Free speech activists are hailing a recent court decision about a dancing baby video which they say protects Internet fair use, a critical free speech right, from corporate repression.
The 29-second video, published in 2007 by Stephanie Lenz, shows her 13-month-old son, Holden, dancing in a kitchen. Prince’s 1984 hit song “Let’s Go Crazy” is playing on the radio in the background, and Universal Music Group, the song’s copyright owner, claimed the video violated the Digital Millennium Copyright Act and had it temporarily removed from YouTube.

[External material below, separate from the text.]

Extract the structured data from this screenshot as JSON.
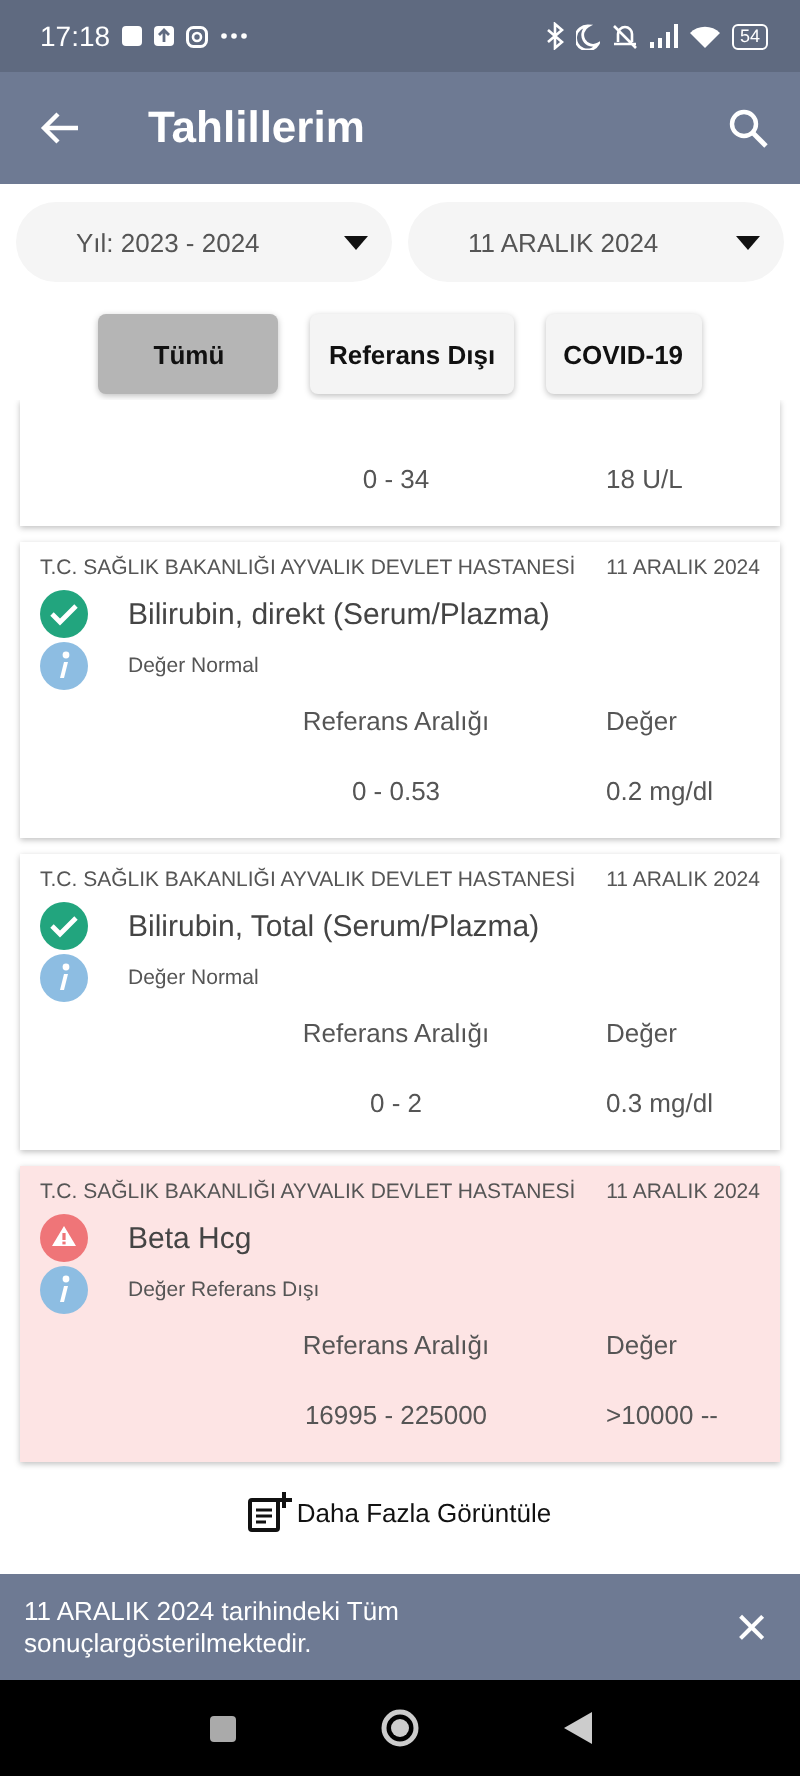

The Digital Millennium Copyright Act of 1996 was designed to protect copyright holders from online violations of free speech by offering a simple path to have offending content removed from the Internet. However, the DMCA was written so that it allows for “fair use” rights, a part of copyright law that protects scholars, parody, online search engines, and others who make limited use of a portion of a larger copyrighted material, like Lenz.
Soon after Lenz received the takedown motion from Universal Music Group, she followed the standard DMCA procedure for filing a counterclaim, successfully asserting her fair use rights. YouTube reinstated the video, but this wasn’t enough.
“[C]oncerned that corporate copyright holders were routinely abusing the takedown provision of the DMCA, potentially chilling free speech online, the Electronic Frontier Foundation sued Universal for damages on Lenz’s behalf,” Andrew Albanese wrote last week for Publisher’s Weekly.